Monday presented what felt like a story of one cold streak continuing to fade away while the other only seems to get icier.

The positive side: Henrik Lundqvist might just be working through that slump.

The New York Rangers beat the Los Angeles Kings 3-2 on Monday, and it wasn’t a walk in the park for Lundqvist. He made 36 out of 38 stops, giving him a personal three-game winning streak in which he’s allowed just four total goals.

Some of those stops were pretty impressive, too:

(He also shut down a Jeff Carter breakaway, which is obviously no easy task.)

While Lundqvist is getting it together, the Kings might just be a little worried after dropping their fourth straight loss.

They’re at 48 points in 47 games, leaving them three points behind the West’s two wild card teams and two behind the Canucks.

The Kings have experience fighting through challenges like these, but they’ve also fallen short of getting into the West’s top eight, and their schedule is awfully road-heavy:

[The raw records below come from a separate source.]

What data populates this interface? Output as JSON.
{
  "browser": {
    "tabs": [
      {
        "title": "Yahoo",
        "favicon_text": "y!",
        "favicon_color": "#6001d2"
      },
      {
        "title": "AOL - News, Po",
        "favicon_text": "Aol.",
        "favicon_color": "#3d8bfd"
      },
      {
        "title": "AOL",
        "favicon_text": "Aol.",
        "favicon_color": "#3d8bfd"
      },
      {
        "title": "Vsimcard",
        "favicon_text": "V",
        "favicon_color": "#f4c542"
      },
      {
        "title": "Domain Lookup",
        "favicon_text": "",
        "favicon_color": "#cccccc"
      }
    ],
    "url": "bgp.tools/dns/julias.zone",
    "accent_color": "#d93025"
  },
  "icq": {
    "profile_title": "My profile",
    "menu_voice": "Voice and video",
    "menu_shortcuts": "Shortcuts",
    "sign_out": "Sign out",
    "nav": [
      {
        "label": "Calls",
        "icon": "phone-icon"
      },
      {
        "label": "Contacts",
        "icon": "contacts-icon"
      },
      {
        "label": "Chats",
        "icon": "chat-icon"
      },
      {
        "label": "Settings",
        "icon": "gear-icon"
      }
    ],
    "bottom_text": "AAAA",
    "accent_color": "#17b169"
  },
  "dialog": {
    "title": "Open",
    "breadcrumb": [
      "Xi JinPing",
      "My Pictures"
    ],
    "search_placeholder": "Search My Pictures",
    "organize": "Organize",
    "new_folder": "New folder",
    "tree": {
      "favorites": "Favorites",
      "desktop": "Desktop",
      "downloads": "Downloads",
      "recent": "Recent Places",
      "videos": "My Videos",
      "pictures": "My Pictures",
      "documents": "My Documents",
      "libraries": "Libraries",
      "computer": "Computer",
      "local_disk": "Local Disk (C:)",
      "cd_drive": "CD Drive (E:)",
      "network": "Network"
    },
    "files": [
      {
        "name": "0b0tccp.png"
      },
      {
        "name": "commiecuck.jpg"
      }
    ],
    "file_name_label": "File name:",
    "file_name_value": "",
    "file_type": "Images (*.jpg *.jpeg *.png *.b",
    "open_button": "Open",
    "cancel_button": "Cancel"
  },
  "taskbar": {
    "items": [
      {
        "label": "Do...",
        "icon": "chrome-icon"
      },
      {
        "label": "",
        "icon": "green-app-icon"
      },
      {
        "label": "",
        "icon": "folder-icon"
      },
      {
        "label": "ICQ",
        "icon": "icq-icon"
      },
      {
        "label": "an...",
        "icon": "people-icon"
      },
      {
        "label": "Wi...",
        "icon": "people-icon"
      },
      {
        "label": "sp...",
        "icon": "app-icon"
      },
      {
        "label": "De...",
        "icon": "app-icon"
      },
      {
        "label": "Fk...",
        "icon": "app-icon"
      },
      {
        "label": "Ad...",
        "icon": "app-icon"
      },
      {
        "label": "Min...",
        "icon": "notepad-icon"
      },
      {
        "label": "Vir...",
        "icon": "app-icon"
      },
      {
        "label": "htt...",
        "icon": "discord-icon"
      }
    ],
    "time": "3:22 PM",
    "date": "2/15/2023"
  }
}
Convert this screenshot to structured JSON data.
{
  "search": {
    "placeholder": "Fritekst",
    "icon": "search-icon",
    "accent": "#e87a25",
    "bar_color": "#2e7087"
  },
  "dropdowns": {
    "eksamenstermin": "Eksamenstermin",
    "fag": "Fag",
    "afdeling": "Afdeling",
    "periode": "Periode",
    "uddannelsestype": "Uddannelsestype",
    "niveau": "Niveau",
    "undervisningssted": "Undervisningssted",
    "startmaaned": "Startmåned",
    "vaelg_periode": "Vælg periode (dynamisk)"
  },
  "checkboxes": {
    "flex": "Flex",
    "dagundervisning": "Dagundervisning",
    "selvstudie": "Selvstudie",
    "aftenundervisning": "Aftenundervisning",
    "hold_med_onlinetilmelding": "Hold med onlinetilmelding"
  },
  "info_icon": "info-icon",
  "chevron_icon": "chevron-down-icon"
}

Tuesday: at Devils
Thursday: at Hurricanes
Tuesday, Jan. 31: at Coyotes
Wednesday, Feb. 1: vs. Avalanche
Saturday, Feb. 4: at Flyers
Sunday, Feb. 5: at Capitals
Tuesday, Feb. 7: at Lightning
Thursday, Feb. 9: at Panthers

Some of those opponents are struggling and the All-Star break might allow for a breather, but that could still be a problematic stretch, especially if the Kings are in a fragile state.

Then again, if they look at Lundqvist’s upward trend, they can note that fortunes can change pretty quickly in 2016-17.